Africa's Water Crisis
Africa's Water Crisis
What do you do on a hot summers day? Walk to your fridge and grab a cold glass of water. Would you ever consider walking six kilometers? Women and children across Africa are forced to do that everyday.
Mothers all over Africa are effected by the contaminated surface water that they are forced to give their families because they do not have to safe drinking water. They are limited to 5 gallons a day that goes towards drinking, sanitation, hygiene, and cooking. The average American family uses 552 gallons a day.
Most women and children are having to involuntary walk one hour each way for water that puts them at risk of Typhoid and Hepatitis A when they are just trying to survive. Access to clean water has been declared a human right but 85% of the Ghana population have no access to the safe drinking water that comes from wells and sand dams. With air travel being reasonably accessible to most the risk of catching water borne diseases like Typhoid, Cholera and Hepatitis A will be more likely to spread world wide.
115 are dying every hour across Africa that are related to water born illnesses. With 42% of hospitals across the continents run without clean purified water infection rates are higher. Access to safe drinking water means that the source is less that one kilometer from it's place use and it is possible to reliably obtain at least twenty liters of water per house member per day.
106 million people in the Sub-Saharan region are relying completely on surface water which has overall lower quality. It has the potential to be more seriously contaminated by human and animal waste which leads to more water borne diseases. It can also be used up more quickly and then people are left with no water. When people are forced to drink dirty water it can lead to early childhood stunting, malnutrition, and cognitive deficiencies.
Water shortage is more about economic resources, which is what makes it so important to understand that the African water crisis is a human problem rather than a geographical issue.
I strongly believe that getting safe drinking water to those in need will benefit world wide. There is lots you can do to contribute to this serious issue. You can donate your time by helping with improving websites of organizations and getting word out to everyone. You can donate money to non-profit organizations. It only takes $25 to give one person clean drinking water for the rest of their life. Shop with a cause, more and more online markets like Amazon are offering to donate a small portion of money you spend on a regular purchase to the charity of your choice.

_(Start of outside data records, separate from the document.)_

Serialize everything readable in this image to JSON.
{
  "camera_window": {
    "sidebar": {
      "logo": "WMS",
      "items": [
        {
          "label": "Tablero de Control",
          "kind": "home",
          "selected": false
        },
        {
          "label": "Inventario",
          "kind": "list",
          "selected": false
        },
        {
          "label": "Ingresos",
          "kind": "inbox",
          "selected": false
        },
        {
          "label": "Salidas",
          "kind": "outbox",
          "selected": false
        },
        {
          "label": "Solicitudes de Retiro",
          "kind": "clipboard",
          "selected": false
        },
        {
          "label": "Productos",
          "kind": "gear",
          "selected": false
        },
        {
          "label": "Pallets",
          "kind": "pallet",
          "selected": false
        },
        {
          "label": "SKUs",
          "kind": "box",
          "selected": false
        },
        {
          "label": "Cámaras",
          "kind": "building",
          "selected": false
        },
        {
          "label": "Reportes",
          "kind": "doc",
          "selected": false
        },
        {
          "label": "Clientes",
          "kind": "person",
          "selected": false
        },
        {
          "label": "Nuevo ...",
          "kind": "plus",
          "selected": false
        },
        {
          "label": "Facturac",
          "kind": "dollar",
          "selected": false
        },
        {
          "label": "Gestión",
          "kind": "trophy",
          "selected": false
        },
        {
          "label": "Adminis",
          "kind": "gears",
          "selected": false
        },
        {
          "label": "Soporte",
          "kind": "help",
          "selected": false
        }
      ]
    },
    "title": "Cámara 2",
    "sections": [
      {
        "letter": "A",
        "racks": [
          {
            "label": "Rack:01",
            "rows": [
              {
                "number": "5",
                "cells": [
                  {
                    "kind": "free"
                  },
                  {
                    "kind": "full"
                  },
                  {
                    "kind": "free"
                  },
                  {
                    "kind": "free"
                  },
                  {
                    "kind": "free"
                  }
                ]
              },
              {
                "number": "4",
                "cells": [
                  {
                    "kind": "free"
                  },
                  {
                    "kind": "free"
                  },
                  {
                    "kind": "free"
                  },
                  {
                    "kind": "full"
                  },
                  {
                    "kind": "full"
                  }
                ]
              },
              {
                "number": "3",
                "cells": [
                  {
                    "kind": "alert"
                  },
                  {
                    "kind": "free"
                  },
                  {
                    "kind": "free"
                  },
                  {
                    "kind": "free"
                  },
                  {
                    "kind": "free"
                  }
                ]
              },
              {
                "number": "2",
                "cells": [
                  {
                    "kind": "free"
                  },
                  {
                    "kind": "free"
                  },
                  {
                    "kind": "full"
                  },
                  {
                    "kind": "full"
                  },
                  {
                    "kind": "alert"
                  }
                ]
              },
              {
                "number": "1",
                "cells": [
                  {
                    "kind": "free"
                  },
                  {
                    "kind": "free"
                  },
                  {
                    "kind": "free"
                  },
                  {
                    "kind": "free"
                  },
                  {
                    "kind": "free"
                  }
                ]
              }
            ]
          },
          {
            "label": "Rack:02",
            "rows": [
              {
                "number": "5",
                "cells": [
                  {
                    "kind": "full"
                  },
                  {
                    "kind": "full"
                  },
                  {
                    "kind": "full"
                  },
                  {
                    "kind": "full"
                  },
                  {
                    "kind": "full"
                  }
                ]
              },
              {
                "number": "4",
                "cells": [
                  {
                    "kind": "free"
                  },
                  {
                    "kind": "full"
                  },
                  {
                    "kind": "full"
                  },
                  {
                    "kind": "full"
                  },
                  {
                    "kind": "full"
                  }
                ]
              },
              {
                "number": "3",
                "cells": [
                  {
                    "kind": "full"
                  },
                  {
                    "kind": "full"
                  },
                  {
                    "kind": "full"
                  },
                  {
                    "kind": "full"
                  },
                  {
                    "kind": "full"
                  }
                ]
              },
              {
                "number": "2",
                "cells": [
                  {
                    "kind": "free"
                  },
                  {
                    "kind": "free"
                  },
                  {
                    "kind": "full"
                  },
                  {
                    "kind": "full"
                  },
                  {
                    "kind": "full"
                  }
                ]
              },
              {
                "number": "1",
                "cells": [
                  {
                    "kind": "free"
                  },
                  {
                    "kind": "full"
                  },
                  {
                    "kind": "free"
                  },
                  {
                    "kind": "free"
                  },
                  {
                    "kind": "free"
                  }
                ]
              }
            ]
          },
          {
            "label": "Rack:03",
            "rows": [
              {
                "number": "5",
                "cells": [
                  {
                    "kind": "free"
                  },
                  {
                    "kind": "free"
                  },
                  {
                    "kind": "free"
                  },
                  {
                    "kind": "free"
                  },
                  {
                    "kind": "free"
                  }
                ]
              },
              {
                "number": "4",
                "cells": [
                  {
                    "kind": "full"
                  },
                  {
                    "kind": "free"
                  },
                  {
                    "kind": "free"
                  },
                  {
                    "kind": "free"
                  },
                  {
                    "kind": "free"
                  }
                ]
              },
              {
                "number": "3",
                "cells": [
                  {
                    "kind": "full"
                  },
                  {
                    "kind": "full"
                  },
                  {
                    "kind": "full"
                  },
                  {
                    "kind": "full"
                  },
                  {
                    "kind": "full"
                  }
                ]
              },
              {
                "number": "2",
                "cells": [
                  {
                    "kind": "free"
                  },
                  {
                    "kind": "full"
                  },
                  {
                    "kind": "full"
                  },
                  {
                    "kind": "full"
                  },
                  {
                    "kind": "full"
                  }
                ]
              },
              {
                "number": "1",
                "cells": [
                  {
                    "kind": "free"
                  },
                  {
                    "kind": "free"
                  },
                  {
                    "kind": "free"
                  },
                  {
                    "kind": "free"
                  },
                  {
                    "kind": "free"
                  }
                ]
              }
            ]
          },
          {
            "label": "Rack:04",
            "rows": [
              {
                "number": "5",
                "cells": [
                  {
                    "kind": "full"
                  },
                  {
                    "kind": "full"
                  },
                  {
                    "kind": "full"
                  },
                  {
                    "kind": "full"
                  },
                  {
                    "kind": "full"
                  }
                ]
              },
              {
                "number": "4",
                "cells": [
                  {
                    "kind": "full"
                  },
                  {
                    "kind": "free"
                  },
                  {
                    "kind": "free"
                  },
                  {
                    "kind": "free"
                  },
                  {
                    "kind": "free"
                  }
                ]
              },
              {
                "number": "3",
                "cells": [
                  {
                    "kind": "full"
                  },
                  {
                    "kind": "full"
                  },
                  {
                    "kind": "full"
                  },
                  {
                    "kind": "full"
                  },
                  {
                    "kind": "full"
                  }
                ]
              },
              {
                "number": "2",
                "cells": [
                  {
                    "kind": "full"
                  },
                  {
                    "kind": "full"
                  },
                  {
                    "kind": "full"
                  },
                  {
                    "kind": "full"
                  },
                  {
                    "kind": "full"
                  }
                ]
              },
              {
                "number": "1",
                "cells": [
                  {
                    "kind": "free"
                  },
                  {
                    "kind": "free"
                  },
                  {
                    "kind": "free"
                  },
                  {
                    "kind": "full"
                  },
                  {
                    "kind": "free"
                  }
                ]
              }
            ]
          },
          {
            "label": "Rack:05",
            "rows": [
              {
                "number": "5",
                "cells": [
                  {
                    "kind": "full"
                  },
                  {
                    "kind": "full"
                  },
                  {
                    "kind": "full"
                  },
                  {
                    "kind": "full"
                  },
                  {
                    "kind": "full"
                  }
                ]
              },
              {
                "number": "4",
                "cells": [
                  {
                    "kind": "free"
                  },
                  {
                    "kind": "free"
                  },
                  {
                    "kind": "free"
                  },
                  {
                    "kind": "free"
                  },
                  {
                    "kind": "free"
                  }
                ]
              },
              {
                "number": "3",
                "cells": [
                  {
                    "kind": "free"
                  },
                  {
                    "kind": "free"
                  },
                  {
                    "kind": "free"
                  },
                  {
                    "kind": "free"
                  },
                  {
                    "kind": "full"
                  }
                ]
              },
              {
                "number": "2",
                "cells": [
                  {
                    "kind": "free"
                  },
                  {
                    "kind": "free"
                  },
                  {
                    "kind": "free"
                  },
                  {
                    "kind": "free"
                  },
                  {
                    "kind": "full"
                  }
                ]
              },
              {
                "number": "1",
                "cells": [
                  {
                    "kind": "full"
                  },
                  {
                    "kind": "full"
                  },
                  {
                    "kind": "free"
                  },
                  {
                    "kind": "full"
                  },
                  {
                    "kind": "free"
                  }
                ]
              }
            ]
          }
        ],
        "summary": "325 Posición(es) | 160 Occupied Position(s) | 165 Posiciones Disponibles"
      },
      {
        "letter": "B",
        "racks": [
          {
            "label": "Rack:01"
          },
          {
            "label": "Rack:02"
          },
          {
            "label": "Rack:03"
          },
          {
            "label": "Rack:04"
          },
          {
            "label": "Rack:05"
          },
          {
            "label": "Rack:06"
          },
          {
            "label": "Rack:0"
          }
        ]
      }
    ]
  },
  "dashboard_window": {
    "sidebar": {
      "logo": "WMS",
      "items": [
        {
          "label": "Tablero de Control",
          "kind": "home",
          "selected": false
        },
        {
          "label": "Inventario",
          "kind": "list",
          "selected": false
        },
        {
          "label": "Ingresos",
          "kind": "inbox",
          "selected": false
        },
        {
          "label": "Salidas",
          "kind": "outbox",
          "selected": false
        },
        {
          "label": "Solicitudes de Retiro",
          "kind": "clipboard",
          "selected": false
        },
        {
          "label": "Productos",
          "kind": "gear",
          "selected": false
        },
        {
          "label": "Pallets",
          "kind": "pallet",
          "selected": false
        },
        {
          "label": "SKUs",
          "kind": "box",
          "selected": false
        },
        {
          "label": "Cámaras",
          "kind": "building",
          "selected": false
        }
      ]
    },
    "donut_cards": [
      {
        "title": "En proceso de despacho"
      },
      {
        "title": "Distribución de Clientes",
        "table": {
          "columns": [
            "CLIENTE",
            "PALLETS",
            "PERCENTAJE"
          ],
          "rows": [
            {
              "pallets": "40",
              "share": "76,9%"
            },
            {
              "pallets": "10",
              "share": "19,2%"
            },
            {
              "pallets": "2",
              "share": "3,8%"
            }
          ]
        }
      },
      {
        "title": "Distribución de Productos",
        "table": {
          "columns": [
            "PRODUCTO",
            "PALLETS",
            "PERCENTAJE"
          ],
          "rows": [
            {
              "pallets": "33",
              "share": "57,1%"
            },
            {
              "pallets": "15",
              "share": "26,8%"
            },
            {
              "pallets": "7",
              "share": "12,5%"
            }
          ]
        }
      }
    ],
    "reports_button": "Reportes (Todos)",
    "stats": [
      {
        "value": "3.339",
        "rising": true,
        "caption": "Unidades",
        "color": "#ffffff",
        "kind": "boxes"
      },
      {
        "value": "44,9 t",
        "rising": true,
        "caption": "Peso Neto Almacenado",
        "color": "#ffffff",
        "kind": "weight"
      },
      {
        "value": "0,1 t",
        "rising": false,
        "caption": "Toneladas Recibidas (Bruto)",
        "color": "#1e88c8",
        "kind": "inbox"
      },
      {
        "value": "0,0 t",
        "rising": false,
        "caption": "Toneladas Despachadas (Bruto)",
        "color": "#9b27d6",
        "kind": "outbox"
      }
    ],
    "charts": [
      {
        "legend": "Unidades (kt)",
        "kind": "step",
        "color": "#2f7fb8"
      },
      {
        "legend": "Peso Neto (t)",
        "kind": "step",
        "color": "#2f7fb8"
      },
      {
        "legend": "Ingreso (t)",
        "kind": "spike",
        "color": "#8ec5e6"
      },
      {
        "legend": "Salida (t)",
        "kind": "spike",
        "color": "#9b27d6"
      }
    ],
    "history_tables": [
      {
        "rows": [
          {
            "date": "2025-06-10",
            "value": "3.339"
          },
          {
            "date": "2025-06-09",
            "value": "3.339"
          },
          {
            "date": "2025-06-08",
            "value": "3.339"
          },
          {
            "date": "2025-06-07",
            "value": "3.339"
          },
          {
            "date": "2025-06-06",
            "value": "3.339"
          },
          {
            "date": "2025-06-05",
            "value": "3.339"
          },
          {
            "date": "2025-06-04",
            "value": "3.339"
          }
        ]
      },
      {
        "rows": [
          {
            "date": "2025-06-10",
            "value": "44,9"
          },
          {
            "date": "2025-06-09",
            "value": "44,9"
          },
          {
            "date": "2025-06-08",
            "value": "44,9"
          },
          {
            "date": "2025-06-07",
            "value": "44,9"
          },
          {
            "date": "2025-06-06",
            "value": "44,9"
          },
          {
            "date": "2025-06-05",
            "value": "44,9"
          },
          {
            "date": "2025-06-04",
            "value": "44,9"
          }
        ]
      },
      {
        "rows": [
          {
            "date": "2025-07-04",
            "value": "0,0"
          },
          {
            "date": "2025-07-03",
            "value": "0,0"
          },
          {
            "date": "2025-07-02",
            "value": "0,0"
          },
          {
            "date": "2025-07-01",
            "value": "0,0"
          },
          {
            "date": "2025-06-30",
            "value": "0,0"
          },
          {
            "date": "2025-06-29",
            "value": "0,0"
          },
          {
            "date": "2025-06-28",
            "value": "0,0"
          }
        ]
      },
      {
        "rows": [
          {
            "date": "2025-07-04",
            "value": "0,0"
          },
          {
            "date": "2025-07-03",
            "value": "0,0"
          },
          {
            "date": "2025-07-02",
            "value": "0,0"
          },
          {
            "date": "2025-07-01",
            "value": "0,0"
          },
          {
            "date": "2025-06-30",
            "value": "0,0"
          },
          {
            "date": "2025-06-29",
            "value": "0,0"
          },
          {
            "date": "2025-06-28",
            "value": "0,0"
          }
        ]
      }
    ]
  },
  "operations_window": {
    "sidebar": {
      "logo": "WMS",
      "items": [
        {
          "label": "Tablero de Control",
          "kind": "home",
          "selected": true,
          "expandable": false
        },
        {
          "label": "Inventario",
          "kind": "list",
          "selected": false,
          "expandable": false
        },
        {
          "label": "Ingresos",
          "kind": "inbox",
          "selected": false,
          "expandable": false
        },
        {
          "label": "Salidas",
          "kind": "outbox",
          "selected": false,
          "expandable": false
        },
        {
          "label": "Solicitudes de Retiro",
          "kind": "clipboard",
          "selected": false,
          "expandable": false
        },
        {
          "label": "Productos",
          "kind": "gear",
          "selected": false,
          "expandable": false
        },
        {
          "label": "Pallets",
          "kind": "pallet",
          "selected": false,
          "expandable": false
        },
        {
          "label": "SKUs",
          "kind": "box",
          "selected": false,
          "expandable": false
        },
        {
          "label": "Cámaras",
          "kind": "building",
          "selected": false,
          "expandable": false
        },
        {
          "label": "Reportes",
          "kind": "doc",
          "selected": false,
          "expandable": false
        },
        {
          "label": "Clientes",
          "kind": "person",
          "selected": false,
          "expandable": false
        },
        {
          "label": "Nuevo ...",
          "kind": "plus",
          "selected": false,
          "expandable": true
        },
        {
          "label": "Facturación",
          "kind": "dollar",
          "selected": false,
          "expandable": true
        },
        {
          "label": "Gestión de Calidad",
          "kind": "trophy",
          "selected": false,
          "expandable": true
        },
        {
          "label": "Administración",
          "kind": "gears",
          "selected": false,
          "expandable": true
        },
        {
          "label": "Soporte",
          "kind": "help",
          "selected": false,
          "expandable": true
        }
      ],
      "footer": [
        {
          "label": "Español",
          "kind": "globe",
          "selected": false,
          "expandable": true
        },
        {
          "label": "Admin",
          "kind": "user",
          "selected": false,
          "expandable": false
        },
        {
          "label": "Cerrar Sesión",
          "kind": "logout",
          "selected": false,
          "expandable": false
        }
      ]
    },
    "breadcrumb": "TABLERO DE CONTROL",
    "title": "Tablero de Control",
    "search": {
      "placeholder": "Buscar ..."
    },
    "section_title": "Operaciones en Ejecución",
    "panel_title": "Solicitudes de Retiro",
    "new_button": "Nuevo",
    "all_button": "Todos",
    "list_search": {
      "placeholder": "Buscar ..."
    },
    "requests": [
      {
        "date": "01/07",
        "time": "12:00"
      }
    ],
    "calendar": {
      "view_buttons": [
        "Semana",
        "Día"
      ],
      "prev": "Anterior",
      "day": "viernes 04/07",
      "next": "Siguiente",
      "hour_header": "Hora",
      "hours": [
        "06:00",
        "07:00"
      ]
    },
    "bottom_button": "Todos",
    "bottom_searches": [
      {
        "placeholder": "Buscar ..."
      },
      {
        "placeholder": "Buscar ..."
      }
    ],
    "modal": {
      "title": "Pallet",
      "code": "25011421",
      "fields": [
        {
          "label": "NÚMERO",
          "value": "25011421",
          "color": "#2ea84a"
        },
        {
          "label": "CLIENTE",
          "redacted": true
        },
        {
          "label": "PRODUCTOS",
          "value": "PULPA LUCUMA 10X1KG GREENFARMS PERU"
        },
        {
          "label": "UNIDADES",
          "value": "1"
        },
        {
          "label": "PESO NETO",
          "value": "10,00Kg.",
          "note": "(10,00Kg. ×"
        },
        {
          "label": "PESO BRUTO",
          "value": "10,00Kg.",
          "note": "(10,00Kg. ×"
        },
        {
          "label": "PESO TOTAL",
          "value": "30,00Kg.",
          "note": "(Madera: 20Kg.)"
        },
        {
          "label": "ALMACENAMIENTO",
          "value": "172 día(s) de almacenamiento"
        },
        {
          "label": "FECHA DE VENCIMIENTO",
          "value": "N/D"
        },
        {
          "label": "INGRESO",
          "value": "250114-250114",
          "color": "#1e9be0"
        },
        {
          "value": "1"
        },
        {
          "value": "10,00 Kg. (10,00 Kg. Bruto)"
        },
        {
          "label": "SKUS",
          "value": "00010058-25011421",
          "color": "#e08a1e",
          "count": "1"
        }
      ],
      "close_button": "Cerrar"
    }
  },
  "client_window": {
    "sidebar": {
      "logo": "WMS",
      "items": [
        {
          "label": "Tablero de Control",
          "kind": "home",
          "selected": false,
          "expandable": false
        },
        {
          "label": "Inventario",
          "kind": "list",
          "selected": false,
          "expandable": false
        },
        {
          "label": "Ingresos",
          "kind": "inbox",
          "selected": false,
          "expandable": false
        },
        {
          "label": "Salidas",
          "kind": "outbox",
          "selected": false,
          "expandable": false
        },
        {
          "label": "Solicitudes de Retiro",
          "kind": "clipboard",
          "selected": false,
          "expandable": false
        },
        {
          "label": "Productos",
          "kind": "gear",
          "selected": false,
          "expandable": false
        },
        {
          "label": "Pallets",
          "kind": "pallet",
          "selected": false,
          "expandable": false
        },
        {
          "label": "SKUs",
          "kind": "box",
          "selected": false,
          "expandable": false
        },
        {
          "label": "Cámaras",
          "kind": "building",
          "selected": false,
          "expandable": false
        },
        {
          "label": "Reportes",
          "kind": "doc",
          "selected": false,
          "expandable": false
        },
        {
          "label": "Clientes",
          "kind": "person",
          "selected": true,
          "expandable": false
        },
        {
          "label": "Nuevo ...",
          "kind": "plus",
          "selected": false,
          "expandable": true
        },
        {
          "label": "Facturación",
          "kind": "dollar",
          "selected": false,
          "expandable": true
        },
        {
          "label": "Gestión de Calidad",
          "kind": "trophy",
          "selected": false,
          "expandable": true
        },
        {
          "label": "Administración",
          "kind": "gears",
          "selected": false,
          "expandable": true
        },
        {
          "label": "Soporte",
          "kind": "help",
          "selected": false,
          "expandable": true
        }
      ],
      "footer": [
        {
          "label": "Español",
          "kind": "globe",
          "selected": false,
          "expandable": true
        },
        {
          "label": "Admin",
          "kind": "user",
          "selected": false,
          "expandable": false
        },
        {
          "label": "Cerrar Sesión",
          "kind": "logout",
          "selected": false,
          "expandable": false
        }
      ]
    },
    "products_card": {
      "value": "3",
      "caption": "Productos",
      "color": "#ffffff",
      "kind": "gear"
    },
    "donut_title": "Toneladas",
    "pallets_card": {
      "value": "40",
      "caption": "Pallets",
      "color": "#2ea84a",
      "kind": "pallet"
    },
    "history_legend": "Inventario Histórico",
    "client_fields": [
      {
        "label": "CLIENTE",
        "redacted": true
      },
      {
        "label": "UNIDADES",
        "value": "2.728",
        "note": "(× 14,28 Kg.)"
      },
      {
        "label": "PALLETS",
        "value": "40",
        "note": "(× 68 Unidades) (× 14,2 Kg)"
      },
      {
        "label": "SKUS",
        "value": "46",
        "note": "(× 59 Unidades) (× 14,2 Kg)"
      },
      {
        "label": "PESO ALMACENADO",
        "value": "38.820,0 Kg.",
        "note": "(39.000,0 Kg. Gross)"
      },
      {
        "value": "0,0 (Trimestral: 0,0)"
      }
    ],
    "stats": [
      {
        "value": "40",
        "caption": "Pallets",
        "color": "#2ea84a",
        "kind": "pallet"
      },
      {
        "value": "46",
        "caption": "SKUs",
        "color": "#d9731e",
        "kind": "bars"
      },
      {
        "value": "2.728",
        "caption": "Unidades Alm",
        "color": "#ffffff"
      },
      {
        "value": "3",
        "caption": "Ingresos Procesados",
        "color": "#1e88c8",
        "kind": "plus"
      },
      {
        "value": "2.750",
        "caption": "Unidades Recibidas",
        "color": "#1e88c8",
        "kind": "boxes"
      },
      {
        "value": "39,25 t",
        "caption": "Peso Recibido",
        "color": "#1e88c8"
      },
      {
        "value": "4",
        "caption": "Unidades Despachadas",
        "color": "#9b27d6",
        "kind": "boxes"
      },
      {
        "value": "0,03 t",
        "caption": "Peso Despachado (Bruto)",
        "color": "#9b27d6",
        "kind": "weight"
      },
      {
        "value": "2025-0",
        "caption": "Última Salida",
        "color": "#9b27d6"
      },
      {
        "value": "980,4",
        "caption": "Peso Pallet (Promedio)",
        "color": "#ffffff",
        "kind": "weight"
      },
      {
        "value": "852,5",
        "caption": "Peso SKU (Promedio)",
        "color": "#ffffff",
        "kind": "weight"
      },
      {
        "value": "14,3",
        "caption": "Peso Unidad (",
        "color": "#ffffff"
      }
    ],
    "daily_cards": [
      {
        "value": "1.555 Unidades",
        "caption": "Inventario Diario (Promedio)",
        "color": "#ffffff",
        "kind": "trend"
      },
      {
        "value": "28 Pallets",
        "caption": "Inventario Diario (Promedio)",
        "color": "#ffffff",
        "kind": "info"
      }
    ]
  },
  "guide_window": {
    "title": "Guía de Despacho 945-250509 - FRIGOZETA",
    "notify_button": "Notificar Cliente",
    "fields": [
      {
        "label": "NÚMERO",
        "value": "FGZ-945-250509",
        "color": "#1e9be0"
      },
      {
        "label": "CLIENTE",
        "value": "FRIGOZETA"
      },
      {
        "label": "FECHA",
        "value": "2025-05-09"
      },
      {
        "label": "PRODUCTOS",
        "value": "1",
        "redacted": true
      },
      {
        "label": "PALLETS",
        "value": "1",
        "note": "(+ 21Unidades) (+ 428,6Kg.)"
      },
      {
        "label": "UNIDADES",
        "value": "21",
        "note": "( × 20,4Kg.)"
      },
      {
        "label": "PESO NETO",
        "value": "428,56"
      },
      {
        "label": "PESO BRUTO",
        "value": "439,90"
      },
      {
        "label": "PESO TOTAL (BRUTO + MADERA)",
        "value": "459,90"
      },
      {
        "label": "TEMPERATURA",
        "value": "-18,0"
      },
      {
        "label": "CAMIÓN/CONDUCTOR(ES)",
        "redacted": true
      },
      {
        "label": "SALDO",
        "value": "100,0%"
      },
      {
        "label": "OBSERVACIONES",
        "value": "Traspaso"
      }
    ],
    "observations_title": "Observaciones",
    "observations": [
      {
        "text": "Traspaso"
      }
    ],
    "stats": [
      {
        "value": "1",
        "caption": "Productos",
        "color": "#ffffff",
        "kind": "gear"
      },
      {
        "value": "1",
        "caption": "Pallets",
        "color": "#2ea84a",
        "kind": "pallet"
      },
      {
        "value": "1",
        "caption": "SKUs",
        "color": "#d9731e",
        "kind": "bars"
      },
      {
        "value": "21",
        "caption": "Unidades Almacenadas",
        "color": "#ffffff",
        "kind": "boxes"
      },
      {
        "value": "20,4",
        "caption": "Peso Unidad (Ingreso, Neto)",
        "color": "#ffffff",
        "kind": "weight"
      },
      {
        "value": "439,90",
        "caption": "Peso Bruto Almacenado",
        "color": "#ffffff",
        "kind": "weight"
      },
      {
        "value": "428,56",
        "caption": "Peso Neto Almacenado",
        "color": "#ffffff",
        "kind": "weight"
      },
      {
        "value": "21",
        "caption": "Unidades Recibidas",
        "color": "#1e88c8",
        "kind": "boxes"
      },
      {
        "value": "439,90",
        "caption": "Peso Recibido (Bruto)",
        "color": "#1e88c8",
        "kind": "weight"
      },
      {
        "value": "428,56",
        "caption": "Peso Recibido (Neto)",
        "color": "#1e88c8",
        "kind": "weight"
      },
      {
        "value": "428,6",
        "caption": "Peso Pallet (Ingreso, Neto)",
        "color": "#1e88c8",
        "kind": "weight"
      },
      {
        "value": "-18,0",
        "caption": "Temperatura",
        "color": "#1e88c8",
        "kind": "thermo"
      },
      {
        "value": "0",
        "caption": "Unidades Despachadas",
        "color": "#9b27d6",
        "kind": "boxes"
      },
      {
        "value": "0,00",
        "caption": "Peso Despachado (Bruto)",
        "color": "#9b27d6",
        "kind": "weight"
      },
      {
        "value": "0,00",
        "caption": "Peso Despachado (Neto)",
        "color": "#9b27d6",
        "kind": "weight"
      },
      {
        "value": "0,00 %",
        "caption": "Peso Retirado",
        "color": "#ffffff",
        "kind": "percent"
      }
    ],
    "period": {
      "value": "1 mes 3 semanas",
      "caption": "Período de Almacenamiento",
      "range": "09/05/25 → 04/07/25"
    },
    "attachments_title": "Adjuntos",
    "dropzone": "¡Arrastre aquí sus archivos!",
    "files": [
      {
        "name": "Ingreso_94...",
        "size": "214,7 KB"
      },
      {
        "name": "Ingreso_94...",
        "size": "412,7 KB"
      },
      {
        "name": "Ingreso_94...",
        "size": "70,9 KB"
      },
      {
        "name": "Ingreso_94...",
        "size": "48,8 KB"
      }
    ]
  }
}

This issue has an easy solution but it will take time and money to allow every child across Africa the right to clean water and they need your help.
You can help make the change our world needs.